My personal belief is that Tech is better than the two polls suggest. They don’t have many “big name” players or any top NHL draft picks on the roster (only freshman Carson Bantle is a draftee). And pre-season polls are notorious for putting too much credence in last season’s results. Last year, the Huskies were really starting to put things together at the Great Lakes Invitational, where they swept both Michigan State and Michigan to win what might become the final GLI championship.
And then the flu blew through the locker room, and Them Dogs were slammed hard. As the season wrapped, though, they recovered their momentum when the pandemic terminated the season after sweeping NMU in Marquette in the opening round of the WCHA playoffs.
On paper, this year’s squad is a good team, and perhaps a team on the verge of greatness. But the games aren’t played on paper and the unique format of this year’s schedule could lead to all kinds of surprises.
In the end, the Old Dog believes the Huskies can challenge Minnesota State for the top spot in the WCHA during the regular season. That will take a combination of both good fortune and several of the Huskies showing dramatic improvement over last season’s accomplishments. All of the pieces would have to fit together, but it’s not impossible that the MacNaughton Cup could end up back home in Houghton. That’s not the most likely outcome, but it’s more than just a dream this year.
Game time Saturday is 5:07 EST. That’s 4:07 Texas time, y’all…cold Two Hearted Ale from Kalamazoo will be in the fridge and Mrs. Dog will have Pinot Gris from Chateau Fontaine in Lake Leelanau ready, too.

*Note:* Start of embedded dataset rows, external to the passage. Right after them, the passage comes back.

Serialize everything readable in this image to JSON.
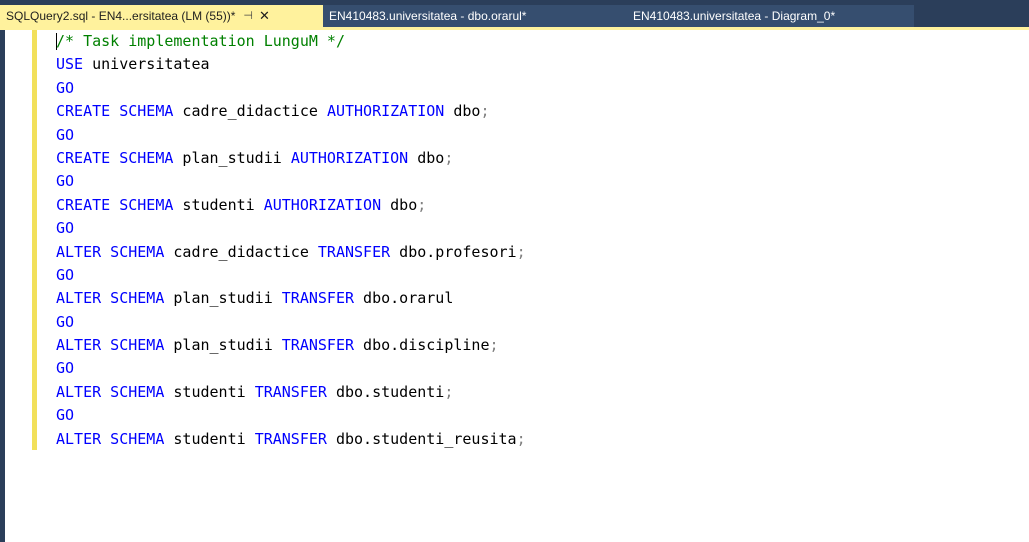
{
  "tabs": [
    {
      "label": "SQLQuery2.sql - EN4...ersitatea (LM (55))*",
      "pin_icon": "⊣",
      "close_icon": "✕",
      "active": true
    },
    {
      "label": "EN410483.universitatea - dbo.orarul*",
      "active": false
    },
    {
      "label": "EN410483.universitatea - Diagram_0*",
      "active": false
    }
  ],
  "colors": {
    "tab_bar": "#2b3e5a",
    "active_tab": "#fff29d",
    "keyword": "#0000ff",
    "comment": "#008000",
    "change_bar": "#f2e05a"
  },
  "code": {
    "l1": "/* Task implementation LunguM */",
    "l2_kw": "USE",
    "l2_id": " universitatea",
    "go": "GO",
    "create": "CREATE SCHEMA",
    "alter": "ALTER SCHEMA",
    "authorization": "AUTHORIZATION",
    "transfer": "TRANSFER",
    "dbo": "dbo",
    "s_cadre": " cadre_didactice ",
    "s_plan": " plan_studii ",
    "s_studenti": " studenti ",
    "t_profesori": " dbo.profesori",
    "t_orarul": " dbo.orarul",
    "t_discipline": " dbo.discipline",
    "t_studenti": " dbo.studenti",
    "t_studenti_reusita": " dbo.studenti_reusita",
    "semicolon": ";"
  }
}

Let’s just drop the puck Saturday and see what happens!
If you want to be as close to the game as you can get this year, tune in to the radio cast using the WKMG-93 FM link on Pasty.net or, for the video feed, buy a subscription at the Flo Hockey signup site. Then check out our THG Discord group–there’s a link on this page. Short of being in the arena (which may not happen for many people this year), participating on Discord and listening or watching live is as good as it gets. (If you are reading this on your phone, here’s the link )
Mike Anleitner is a 1972 Michigan Tech grad, and he was in the first class of what has become the Scientific & Technical Communications program. He also has an engineering degree from Wayne State and an MBA from Michigan-Ross. He spent forty seven years in various manufacturing and engineering positions, and is currently a semi-retired freelance engineer. He lives during the fall and winter with his wife of 49 years Carol–also a ’72 Tech grad–in Addison, TX, a Dallas suburb with more restaurants per capita than any other municipality in the US. During the summer, Mike and Carol reside in Elmira, MI and avoid the Texas heat.